In the city of Los Angeles, no more than 135 pot shops are considered to be somewhat legit. They enjoy limited legal immunity under 2013's voter-approved Proposition D. But state tax officials say there are more than 900 dispensaries in the city, and some experts estimate the number could be as high as 1,500 — the vast majority of them illegal.
It isn't exactly amnesty, but there's a movement afoot to legalize at least some of them. The City Council last week approved a motion to ask voters in March to do away with Proposition D and essentially start over, leaving it up to City Hall to decide whether to license, tax and expand the cannabis game in the nation's pot retail capital. The man behind the idea, council President Herb Wesson, has essentially said he wants to license more dispensaries — and even pot producers — while possibly legalizing delivery services like Speed Weed. Those 135 shops, of course, would be a shoo-in for legalization.

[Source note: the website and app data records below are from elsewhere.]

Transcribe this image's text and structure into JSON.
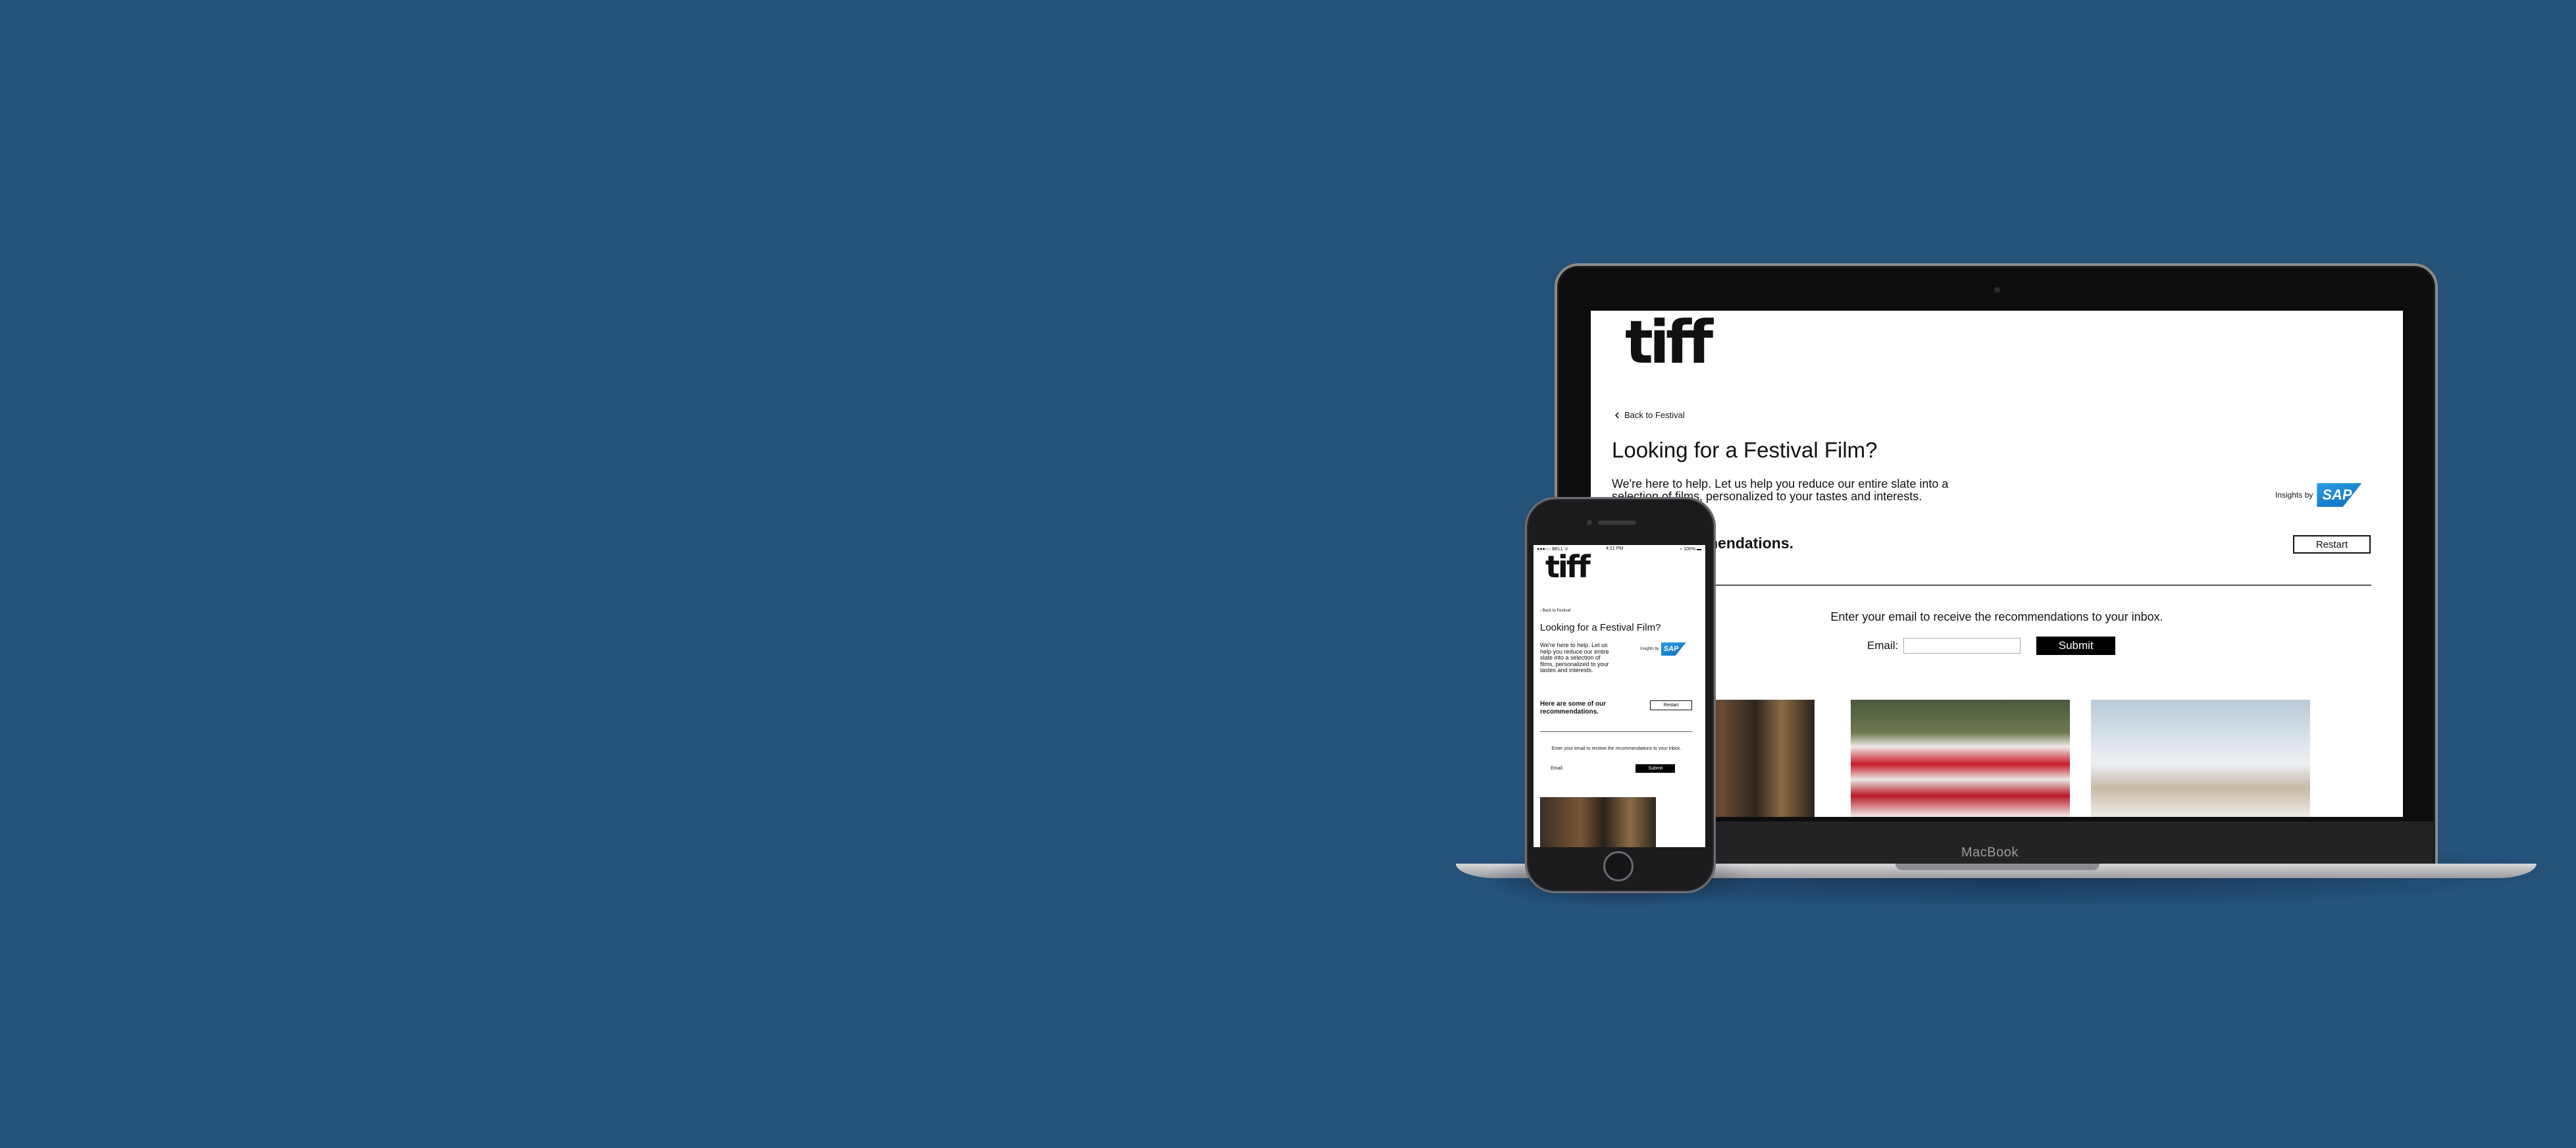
{
  "laptop": {
    "brand_label": "MacBook",
    "page": {
      "logo_text": "tiff",
      "back_link": "Back to Festival",
      "title": "Looking for a Festival Film?",
      "intro": "We're here to help. Let us help you reduce our entire slate into a selection of films, personalized to your tastes and interests.",
      "insights_label": "Insights by",
      "insights_logo": "SAP",
      "recommendations_heading": "of our recommendations.",
      "restart_label": "Restart",
      "email_prompt": "Enter your email to receive the recommendations to your inbox.",
      "email_label": "Email:",
      "email_value": "",
      "submit_label": "Submit"
    }
  },
  "phone": {
    "status": {
      "carrier": "●●●○○ BELL ᯤ",
      "time": "4:21 PM",
      "battery": "⌁ 100% ▬"
    },
    "page": {
      "logo_text": "tiff",
      "back_link": "Back to Festival",
      "title": "Looking for a Festival Film?",
      "intro": "We're here to help. Let us help you reduce our entire slate into a selection of films, personalized to your tastes and interests.",
      "insights_label": "Insights by",
      "insights_logo": "SAP",
      "recommendations_heading": "Here are some of our recommendations.",
      "restart_label": "Restart",
      "email_prompt": "Enter your email to receive the recommendations to your inbox.",
      "email_label": "Email:",
      "email_value": "",
      "submit_label": "Submit"
    }
  },
  "colors": {
    "background": "#25527a",
    "sap_blue": "#0a6cc2",
    "text": "#111111"
  },
  "icons": {
    "back": "chevron-left-icon"
  }
}
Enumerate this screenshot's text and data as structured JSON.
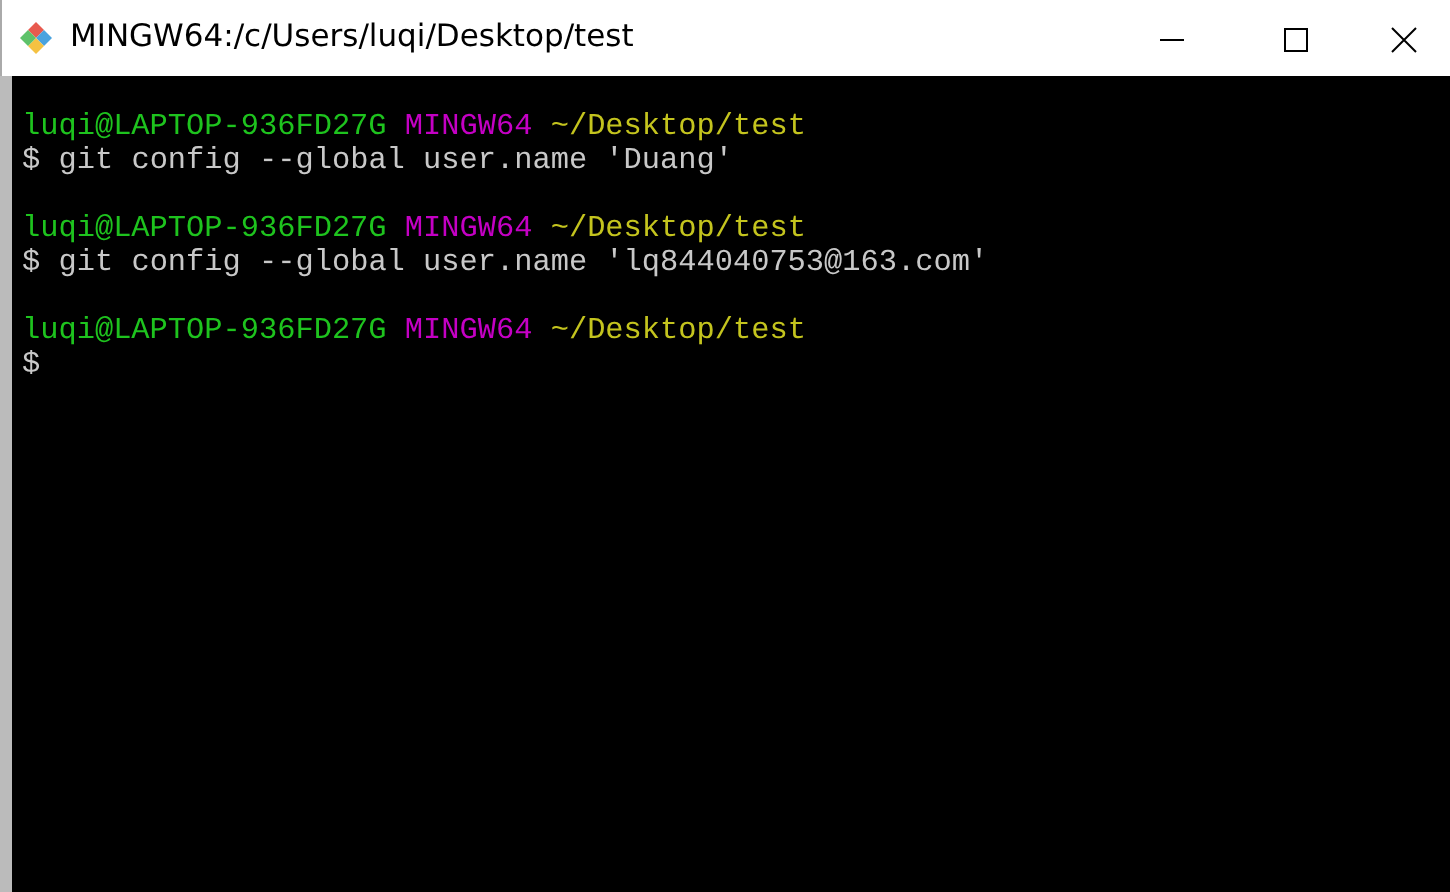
{
  "window": {
    "title": "MINGW64:/c/Users/luqi/Desktop/test"
  },
  "terminal": {
    "lines": [
      {
        "kind": "prompt",
        "user_host": "luqi@LAPTOP-936FD27G",
        "system": "MINGW64",
        "path": "~/Desktop/test"
      },
      {
        "kind": "command",
        "symbol": "$",
        "text": "git config --global user.name 'Duang'"
      },
      {
        "kind": "blank"
      },
      {
        "kind": "prompt",
        "user_host": "luqi@LAPTOP-936FD27G",
        "system": "MINGW64",
        "path": "~/Desktop/test"
      },
      {
        "kind": "command",
        "symbol": "$",
        "text": "git config --global user.name 'lq844040753@163.com'"
      },
      {
        "kind": "blank"
      },
      {
        "kind": "prompt",
        "user_host": "luqi@LAPTOP-936FD27G",
        "system": "MINGW64",
        "path": "~/Desktop/test"
      },
      {
        "kind": "command",
        "symbol": "$"
      }
    ]
  }
}
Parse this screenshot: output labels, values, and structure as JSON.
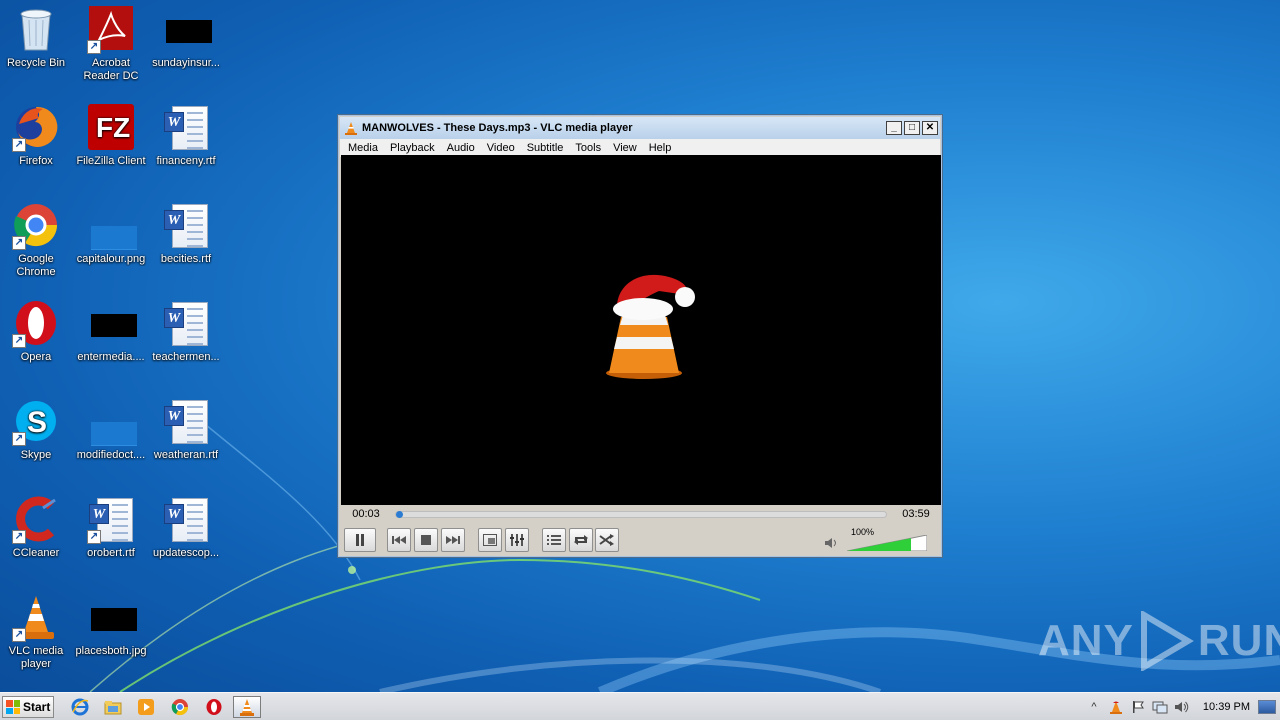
{
  "desktop": {
    "icons": [
      {
        "label": "Recycle Bin",
        "icon": "recycle-bin-icon"
      },
      {
        "label": "Acrobat Reader DC",
        "icon": "acrobat-icon"
      },
      {
        "label": "sundayinsur...",
        "icon": "image-thumbnail-icon"
      },
      {
        "label": "Firefox",
        "icon": "firefox-icon"
      },
      {
        "label": "FileZilla Client",
        "icon": "filezilla-icon"
      },
      {
        "label": "financeny.rtf",
        "icon": "word-doc-icon"
      },
      {
        "label": "Google Chrome",
        "icon": "chrome-icon"
      },
      {
        "label": "capitalour.png",
        "icon": "image-thumbnail-icon"
      },
      {
        "label": "becities.rtf",
        "icon": "word-doc-icon"
      },
      {
        "label": "Opera",
        "icon": "opera-icon"
      },
      {
        "label": "entermedia....",
        "icon": "image-thumbnail-icon"
      },
      {
        "label": "teachermen...",
        "icon": "word-doc-icon"
      },
      {
        "label": "Skype",
        "icon": "skype-icon"
      },
      {
        "label": "modifiedoct....",
        "icon": "image-thumbnail-icon"
      },
      {
        "label": "weatheran.rtf",
        "icon": "word-doc-icon"
      },
      {
        "label": "CCleaner",
        "icon": "ccleaner-icon"
      },
      {
        "label": "orobert.rtf",
        "icon": "word-doc-icon"
      },
      {
        "label": "updatescop...",
        "icon": "word-doc-icon"
      },
      {
        "label": "VLC media player",
        "icon": "vlc-icon"
      },
      {
        "label": "placesboth.jpg",
        "icon": "image-thumbnail-icon"
      }
    ]
  },
  "vlc": {
    "title": "MANWOLVES - These Days.mp3 - VLC media player",
    "window_buttons": {
      "minimize": "_",
      "maximize": "□",
      "close": "✕"
    },
    "menu": [
      "Media",
      "Playback",
      "Audio",
      "Video",
      "Subtitle",
      "Tools",
      "View",
      "Help"
    ],
    "elapsed": "00:03",
    "duration": "03:59",
    "progress_fraction": 0.013,
    "volume_label": "100%",
    "volume_fraction": 0.8,
    "controls": {
      "pause": "pause-icon",
      "previous": "previous-icon",
      "stop": "stop-icon",
      "next": "next-icon",
      "fullscreen": "fullscreen-icon",
      "extended": "extended-settings-icon",
      "playlist": "playlist-icon",
      "loop": "loop-icon",
      "shuffle": "shuffle-icon"
    }
  },
  "watermark": {
    "text_left": "ANY",
    "text_right": "RUN"
  },
  "taskbar": {
    "start_label": "Start",
    "pinned": [
      "internet-explorer-icon",
      "explorer-icon",
      "media-player-icon",
      "chrome-icon",
      "opera-icon",
      "vlc-icon"
    ],
    "clock": "10:39 PM"
  },
  "colors": {
    "accent": "#2a7bd1",
    "volume_green": "#2fcf3a"
  }
}
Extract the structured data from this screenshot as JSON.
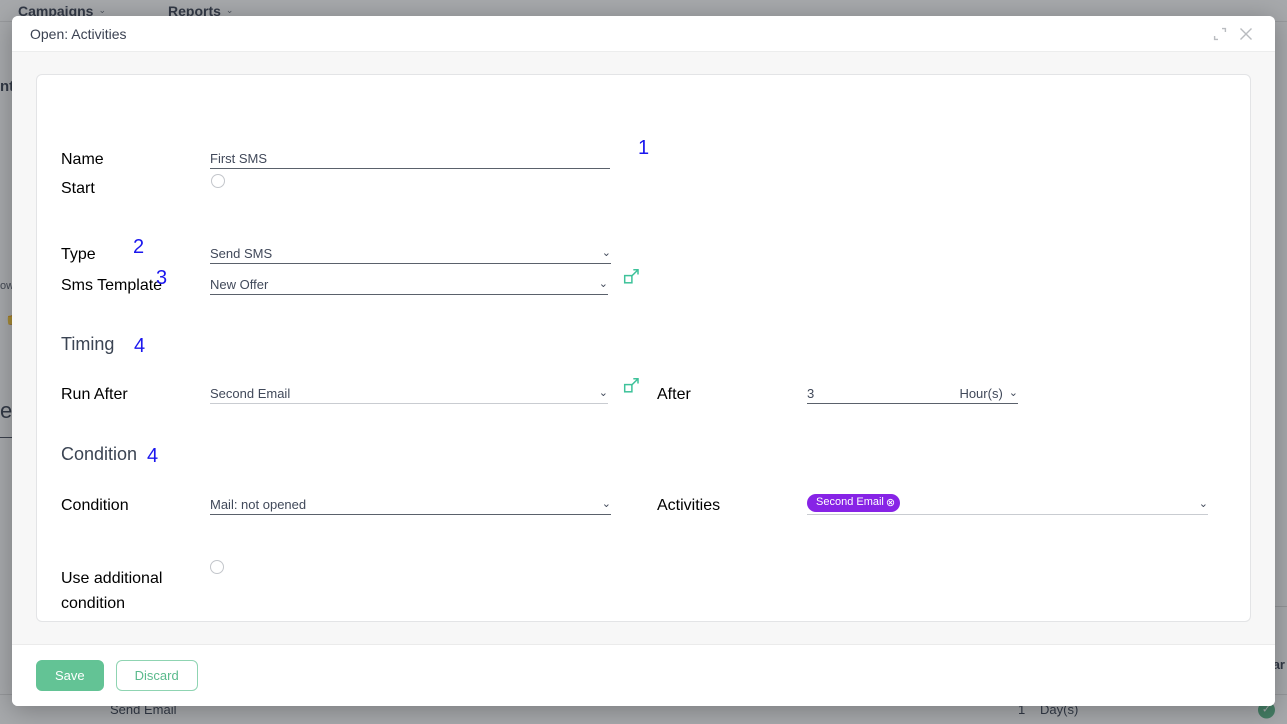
{
  "background": {
    "nav": [
      {
        "label": "Campaigns",
        "caret": "⌄"
      },
      {
        "label": "Reports",
        "caret": "⌄"
      }
    ],
    "left_fragment_top": "nt",
    "left_fragment_how": "ow",
    "left_fragment_er": "er",
    "thumb_icon": "thumbs-up-icon",
    "right_fragment": "tar",
    "bottom_row": {
      "cell_1": "Send Email",
      "cell_2": "1",
      "cell_3": "Day(s)",
      "status_icon": "✓"
    }
  },
  "dialog": {
    "title": "Open: Activities",
    "header_buttons": {
      "expand": "expand-icon",
      "close": "close-icon"
    },
    "footer": {
      "save_label": "Save",
      "discard_label": "Discard"
    }
  },
  "form": {
    "name": {
      "label": "Name",
      "value": "First SMS",
      "annotation": "1"
    },
    "start": {
      "label": "Start",
      "checked": false
    },
    "type": {
      "label": "Type",
      "value": "Send SMS",
      "annotation": "2",
      "chevron": "⌄"
    },
    "sms_template": {
      "label": "Sms Template",
      "value": "New Offer",
      "annotation": "3",
      "chevron": "⌄",
      "external_link": "external-link-icon"
    },
    "timing": {
      "title": "Timing",
      "annotation": "4",
      "run_after": {
        "label": "Run After",
        "value": "Second Email",
        "chevron": "⌄",
        "external_link": "external-link-icon"
      },
      "after": {
        "label": "After",
        "value": "3",
        "unit": "Hour(s)",
        "chevron": "⌄"
      }
    },
    "condition_section": {
      "title": "Condition",
      "annotation": "4",
      "condition": {
        "label": "Condition",
        "value": "Mail: not opened",
        "chevron": "⌄"
      },
      "activities": {
        "label": "Activities",
        "tags": [
          {
            "label": "Second Email",
            "remove": "⊗"
          }
        ],
        "chevron": "⌄"
      },
      "use_additional": {
        "label_line1": "Use additional",
        "label_line2": "condition",
        "checked": false
      }
    }
  },
  "colors": {
    "accent_green": "#63c395",
    "tag_purple": "#8723e6",
    "annotation_blue": "#1b17ee",
    "link_teal": "#3ec29a"
  }
}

Such a city-sponsored initiative, which would also tax the gross receipts of collectives and other weed enterprises, could end up competing against a more conservative March measure proposed by some of the 135 dispensaries themselves. A group called the United Cannabis Business Alliance (UCBA) has already qualified its initiative for the March ballot. It would license the 135 while allowing the council to decide on expansion. UCBA has been against legalizing third-party delivery apps.
But now it looks like the organization is willing to take a look at Wesson's proposal, ask for changes and maybe getting on board so local voters aren't split between two pot ballot initiatives. “We've got some time to make a decision” about whether to abandon UCBA's measure and join hands with Wesson, says Harvey Englander of government-relations consulting firm Englander Knabe & Allen, which represents UCBA.
“UCBA has been actively engaged with the council, working to see if there's a way we can work together on the city's proposal,” he says. “We've always wanted the city to take the lead on this.”
The city must figure out by Jan. 1, 2018, how to get pot shops licensed — or risk making them all illegal. A trio of state bills known collectively as the Medical Cannabis Regulation and Safety Act goes into effect on that date, and one of the key requirements of the legislation is that cities license dispensaries alongside the state. But in L.A., licensing the shops is technically illegal under Proposition D, which specifically bans pot shops while granting limited legal immunity to those 135.
At the same time, many experts are expecting the pot market to explode following last week's voter approval of Proposition 64, which legalizes recreational marijuana. A report earlier this year from New Frontier, in partnership with ArcView Market Research, says the legal marijuana revenues in California could more than double from $2.7 billion in 2015 to $6.6 billion in 2020. It's expected that medical shops that can become recreational collectives will do so as soon as the new law allows it — on Jan. 1, 2018. Much of Proposition 64's regulatory structure rides atop that Medical Cannabis Regulation and Safety Act legislation, including licensing requirements and a provision that lets cities ban pot businesses altogether, which L.A. essentially does.
Another group representing a faction of the 135 limited legal immunity shops, the Southern California Coalition, has proposed to the council initiating a pathway for licensing, expanding the number of shops and allowing legal delivery services — and a representative says it has Wesson's ear. The coalition includes perhaps the city's oldest group of legit pot shops, the Greater Los Angeles Collective Alliance.
Englander of UCBA says the group is open to expanding the number of shops in town, but it's still against third-party delivery services. “We haven't found a lot of public support for delivery services not tied to brick and mortar operations,” he says.
Even if all these interests can ultimately pass the peace pipe and bring forward one measure for voters to approve in March, they can count on a fight from politically potent neighborhood activists who said not in my backyard to dispensaries nearly 10 years ago — a stance that led to the strict limits we have today.